Another legend tells that Ng Mui, already in Shaolin, taught her own style, combining the best qualities of Emei and Shaolin Gun Fu. One of the best students of the nun happened to be a Manchu spy. He conspired against the Qing government. Then he became a mentor to the Manchu officers. Having become engrossed in the effectiveness of the Ng Mui style, the officers took it on board. Having found out about this the nun decided to create another improved style to deprive the Manchu of their advantage. As a result Ng Mui designed a new fighting concept, excelling her own Shaolin version in speed, strength and refined control.
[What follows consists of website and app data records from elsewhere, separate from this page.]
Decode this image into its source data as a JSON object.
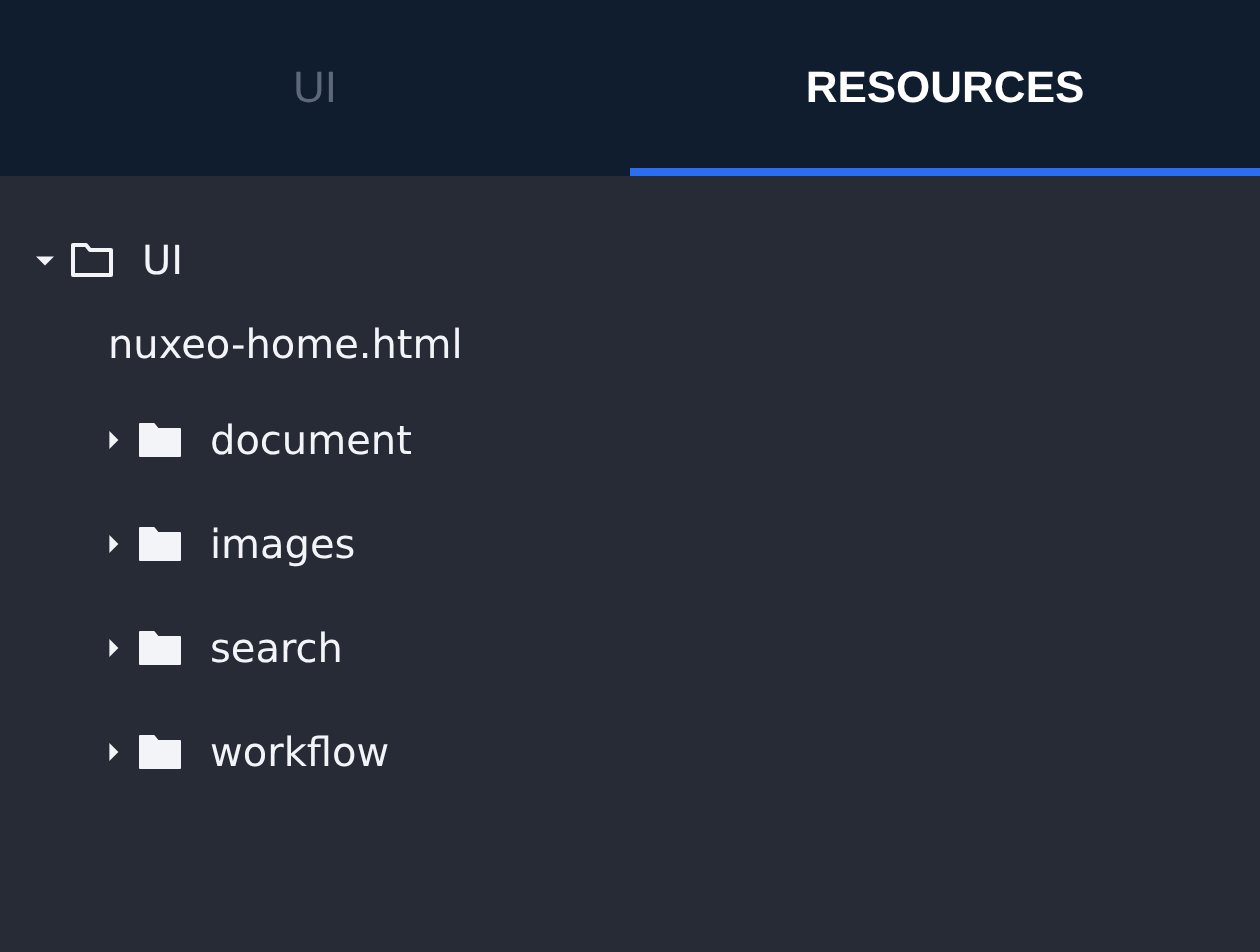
{
  "tabs": [
    {
      "label": "UI",
      "selected": false
    },
    {
      "label": "RESOURCES",
      "selected": true
    }
  ],
  "tree": [
    {
      "kind": "folder",
      "label": "UI",
      "expanded": true,
      "children": [
        {
          "kind": "file",
          "label": "nuxeo-home.html"
        },
        {
          "kind": "folder",
          "label": "document",
          "expanded": false
        },
        {
          "kind": "folder",
          "label": "images",
          "expanded": false
        },
        {
          "kind": "folder",
          "label": "search",
          "expanded": false
        },
        {
          "kind": "folder",
          "label": "workflow",
          "expanded": false
        }
      ]
    }
  ]
}
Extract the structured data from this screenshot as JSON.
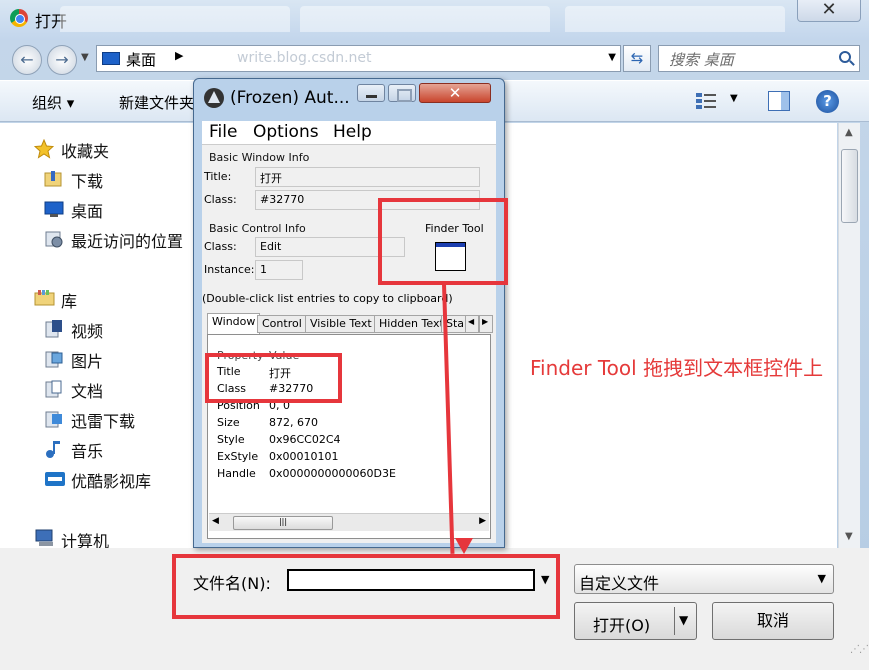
{
  "window": {
    "title": "打开",
    "close_glyph": "✕"
  },
  "address": {
    "location": "桌面",
    "ghost_text": "write.blog.csdn.net",
    "search_placeholder": "搜索 桌面"
  },
  "toolbar": {
    "organize": "组织 ▾",
    "new_folder": "新建文件夹"
  },
  "nav": {
    "favorites": "收藏夹",
    "downloads": "下载",
    "desktop": "桌面",
    "recent": "最近访问的位置",
    "libraries": "库",
    "videos": "视频",
    "pictures": "图片",
    "documents": "文档",
    "xunlei": "迅雷下载",
    "music": "音乐",
    "youku": "优酷影视库",
    "computer": "计算机"
  },
  "annotation": "Finder Tool 拖拽到文本框控件上",
  "bottom": {
    "filename_label": "文件名(N):",
    "filename_value": "",
    "filetype": "自定义文件",
    "open_button": "打开(O)",
    "cancel_button": "取消"
  },
  "au3info": {
    "title": "(Frozen) Aut...",
    "menu": {
      "file": "File",
      "options": "Options",
      "help": "Help"
    },
    "basic_window": {
      "group": "Basic Window Info",
      "title_label": "Title:",
      "title_value": "打开",
      "class_label": "Class:",
      "class_value": "#32770"
    },
    "basic_control": {
      "group": "Basic Control Info",
      "class_label": "Class:",
      "class_value": "Edit",
      "instance_label": "Instance:",
      "instance_value": "1"
    },
    "finder_tool": "Finder Tool",
    "hint": "(Double-click list entries to copy to clipboard)",
    "tabs": [
      "Window",
      "Control",
      "Visible Text",
      "Hidden Text",
      "Sta"
    ],
    "list_headers": {
      "property": "Property",
      "value": "Value"
    },
    "rows": [
      {
        "property": "Title",
        "value": "打开"
      },
      {
        "property": "Class",
        "value": "#32770"
      },
      {
        "property": "Position",
        "value": "0, 0"
      },
      {
        "property": "Size",
        "value": "872, 670"
      },
      {
        "property": "Style",
        "value": "0x96CC02C4"
      },
      {
        "property": "ExStyle",
        "value": "0x00010101"
      },
      {
        "property": "Handle",
        "value": "0x0000000000060D3E"
      }
    ]
  }
}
The new style’s moves were more economical, were made without accelerating pre-flight, with the use of not rough’ muscular strength, but the soft-hard strength of tendons. Fights were of close quarters combat form. The basic elements were its hand techniques, the feet being used only in limited cases, e.g., to make moves over their opponents’ feet and lower body parts.
A monk (seen later as a traitor) who was a former student of Ng Mui, decided to remain the only possessor of this style, found the mentor and eventually challenged her. The new technique of Ng Mui worked faultlessly. The betrayer was killed.
Having tried this new unique system of martial arts, Ng Mui left the White Crane Monastery. Now Manchu authorities were looking for her as a killer. Constantly in hiding, she was wandering around the south provinces, avoiding staying anywhere for any length of time. Once in Yuanzhou, on the border of Jiangxi and Guangdong, she met Miu Shun, who she new from her Shaolin days. Miu shun, a former Shaolin monk and a martial arts Master at that moment was trading in healing herbs and remedies. He offered Ng Mui his hospitality and help. Ng Mui stayed in Unchzhou for several years. During that time she taught Miu Shin her unique Gun Fu. Being a very talented specialist, Miu Shin combined Ng Mui style with his own Snake style. As a result he attained a new style, which had no name yet (several sources say that this style was called Buddha Hands’ Fist’). Miu Shun taught his art-sworn brother called Yim Yi.
Yim Yi (Yim Sey, Yi Gung’) had earlier been a part of the anti-Manchu organisation connected with the Shaolin Temple. Being a very rich man, Yim Yi donated large amounts to the revolutionary movement. When the Manchu got its hands on the conspirators and began to carry out arrests, Yim Yi escaped to Guancy. There he opened a shop and began to trade in soya products. Yim Yi began to teach his daughter Yim Sam Leung, named after her beauty and grace, Yim Vin Chun ( Blossoming Spring’ Yim).
Leung Bok Cho (Leung Bok Lao, Leung Bok Chao, Chan Fu-Sao) became a second student of Yim Yi. Since childhood, Leung Bok Cho studied martial arts and had been looking for a highly qualified teacher for a long time. He traded in salt and arrived in Yuanzhou on trade business. One case brought him to a soya product shop. Thereafter Yim Yi and Leung Bok Cho got to know each other and became friends. In this way Leung Bok Cho began to study Gun Fu from the old Master. Soon Leung Bok Cho and Yim Vin Chun fell in love with each other and Yim Yi blessed his daughter and the student for married life. The old Master died a few years later. Having buried Yim Yi, Leung Bok Cho and Yim Vin Chun left Yuanzhou and moved to Zhaoqing, Guangdong province. After several years of an epidemic, Yim Vin Chun fell ill and died. For the inconsolable Bok Cho, the meaning of life became the continuation of the Gun Fu system’s traditions. Wrapping up his business Leung Bok Cho set off for a journey in search of suitable people to teach the fighting system, which he called Wing Chun Kuen ( The Fist of the Blossoming Spring’) in his wife’s honour.
based on www.tekong.net